Rick Barnes' unheralded recruiting class turned out well. Isaiah Taylor has a future as an all conference player. As a high schooler, he wasn't highly thought of (except by Peter).

Isaiah Taylor is a remarkably similar player to Myck Kabongo, with many of the same strengths and weaknesses. And Taylor is slightly further along in his development than Kabongo was at the same age. And yet, Kabongo was the 13th highest rated prospect in his recruiting class, according to the RSCI aggregated rankings, whereas Taylor wasn't in the top 100.

Recruiting rankings are usually pretty good, but sometimes they miss entirely on a player.

Taylor had the biggest impact over the course of the season, but his three fellow freshman also had their moments. Kendal Yancy is a physical guard who attacks the basket, finishes at the rim, and plays defense. He is the type of player who is going to draw a lot of fouls, so he would be well-served to improve on his 56 percent free throw shooting.

Martez Walker showed real promise for Texas late in the season. He has decent size for a guard, has a good outside stroke, gets to the basket, rarely settles for bad shots, and seems to have a nose for the ball. Walker shot 35 percent from three point range and finished the season on a tear. He was a late take by Rick Barnes in the recruiting process, and right now has a decent shot at being an important contributor for Texas next year.

Damarcus Croaker showed us flashes of his ability, but had a somewhat difficult freshman season, and didn't get to play a lot. Against better teams on the Texas schedule, he at times seemed physically over-matched against more mature opponents, and struggled substantially on defense. But he is young; I have no worries.

Demarcus Holland wasn't a total disaster on offense. Holland is a player with limitations -- he basically cannot shoot -- but was far more comfortable on offense this season. He is an actual asset on offense when Texas can get in the open floor, and while he doesn't help Texas' floor spacing in the half court, he at least wasn't actively harming the Texas offense as he did during his freshman year when he was frequently forced to be the primary ball handler.

With a player like Holland, the question will come up from time to time: is his defense worth the hit you take on offense with him on the floor? Making a quantitative determination of the value of an individual perimeter defender is hard. My sense is that Holland's defense is worth it -- Texas doesn't have another player capable of neutralizing opposing scorers the way Holland did against many of the best players in the conference.

But what does it mean when you exceed low expectations? Is it still good?

I have a colleague that says that the key to a happy marriage is to establish low expectations right out of the gate. My father used to joke that when you don't expect much out of life you will never be disappointed.

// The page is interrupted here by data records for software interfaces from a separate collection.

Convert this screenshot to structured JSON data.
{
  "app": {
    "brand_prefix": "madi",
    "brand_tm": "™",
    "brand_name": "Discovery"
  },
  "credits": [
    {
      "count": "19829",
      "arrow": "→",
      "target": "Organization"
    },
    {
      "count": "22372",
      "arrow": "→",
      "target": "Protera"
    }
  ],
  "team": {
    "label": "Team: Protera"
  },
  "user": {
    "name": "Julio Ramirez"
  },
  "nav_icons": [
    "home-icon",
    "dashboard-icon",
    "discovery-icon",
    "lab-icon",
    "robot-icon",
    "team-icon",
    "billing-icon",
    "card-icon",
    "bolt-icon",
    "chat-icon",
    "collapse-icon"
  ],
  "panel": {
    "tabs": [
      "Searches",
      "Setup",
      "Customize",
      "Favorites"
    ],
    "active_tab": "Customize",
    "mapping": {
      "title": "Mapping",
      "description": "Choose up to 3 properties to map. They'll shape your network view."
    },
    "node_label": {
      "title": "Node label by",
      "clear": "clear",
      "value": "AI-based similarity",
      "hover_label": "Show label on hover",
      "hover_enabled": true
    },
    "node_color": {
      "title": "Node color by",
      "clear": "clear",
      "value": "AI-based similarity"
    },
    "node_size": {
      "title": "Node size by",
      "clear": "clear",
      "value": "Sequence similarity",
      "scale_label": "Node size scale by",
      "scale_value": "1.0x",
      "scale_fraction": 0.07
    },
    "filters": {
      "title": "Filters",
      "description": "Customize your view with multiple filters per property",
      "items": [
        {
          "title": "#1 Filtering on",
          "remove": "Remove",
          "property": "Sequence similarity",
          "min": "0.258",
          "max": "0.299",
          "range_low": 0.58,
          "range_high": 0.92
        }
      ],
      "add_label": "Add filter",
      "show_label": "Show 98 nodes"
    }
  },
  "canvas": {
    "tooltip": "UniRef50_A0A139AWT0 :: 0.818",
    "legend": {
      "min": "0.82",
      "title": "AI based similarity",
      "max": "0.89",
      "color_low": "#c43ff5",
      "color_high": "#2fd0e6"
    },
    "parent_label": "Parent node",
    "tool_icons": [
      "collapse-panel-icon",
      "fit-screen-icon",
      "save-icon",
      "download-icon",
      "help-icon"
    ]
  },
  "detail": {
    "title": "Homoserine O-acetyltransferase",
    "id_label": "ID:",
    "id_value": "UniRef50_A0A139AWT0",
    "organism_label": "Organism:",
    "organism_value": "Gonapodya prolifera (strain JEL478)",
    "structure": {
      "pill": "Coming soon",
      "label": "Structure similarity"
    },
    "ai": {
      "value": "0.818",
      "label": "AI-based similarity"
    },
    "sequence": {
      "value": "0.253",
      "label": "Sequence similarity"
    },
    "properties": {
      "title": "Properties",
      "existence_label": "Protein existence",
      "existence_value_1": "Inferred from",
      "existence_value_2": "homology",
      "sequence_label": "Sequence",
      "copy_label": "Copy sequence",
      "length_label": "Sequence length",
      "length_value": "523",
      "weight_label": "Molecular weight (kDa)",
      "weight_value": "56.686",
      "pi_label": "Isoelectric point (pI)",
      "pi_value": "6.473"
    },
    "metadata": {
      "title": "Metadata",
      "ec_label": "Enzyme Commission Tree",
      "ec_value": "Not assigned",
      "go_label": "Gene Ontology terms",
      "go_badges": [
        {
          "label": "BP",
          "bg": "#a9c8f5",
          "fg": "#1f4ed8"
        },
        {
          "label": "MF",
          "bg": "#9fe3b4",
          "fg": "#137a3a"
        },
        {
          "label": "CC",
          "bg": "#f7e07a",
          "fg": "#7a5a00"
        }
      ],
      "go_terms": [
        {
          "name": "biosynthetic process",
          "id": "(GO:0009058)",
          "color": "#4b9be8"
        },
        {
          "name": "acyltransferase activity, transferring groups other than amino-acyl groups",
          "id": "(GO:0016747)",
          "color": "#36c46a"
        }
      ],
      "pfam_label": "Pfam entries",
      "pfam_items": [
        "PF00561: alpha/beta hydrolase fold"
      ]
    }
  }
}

Clearly our low expectations coming into the 2013-2014 season for Texas basketball affect our view of this team. Maybe comparing results to our expectations isn't much of a way to make an assessment -- it assesses our expectations as much or more than the actual results.

So what if we set expectations aside for a moment, and reflect upon this team for what it actually is. Looking at the team this way, we have:

  • A team that finished 3rd in the Big 12, and lost in the semifinal round of the conference tournament.
  • A team that earned a 7 seed to the NCAA tournament, and won a round of 64 game before losing its second contest of the weekend.
  • A team that had a handful of impressive victories.
  • A young team that appears to have its best basketball ahead of it.

When we put the preseason expectations aside, we still end up with a profile of a team that had a pretty decent year, and that seems well positioned to be better in the next season or two.

So yes, I think the 2013-2014 season was a good one. Not great, but good. We had a number of fun games, watched some good (and occasionally some bad) basketball. And we have hope for the future back, which is something that has been missing for a while.

In two upcoming articles, I will look more closely at the Texas offense and defense during the 2014 Big 12 season.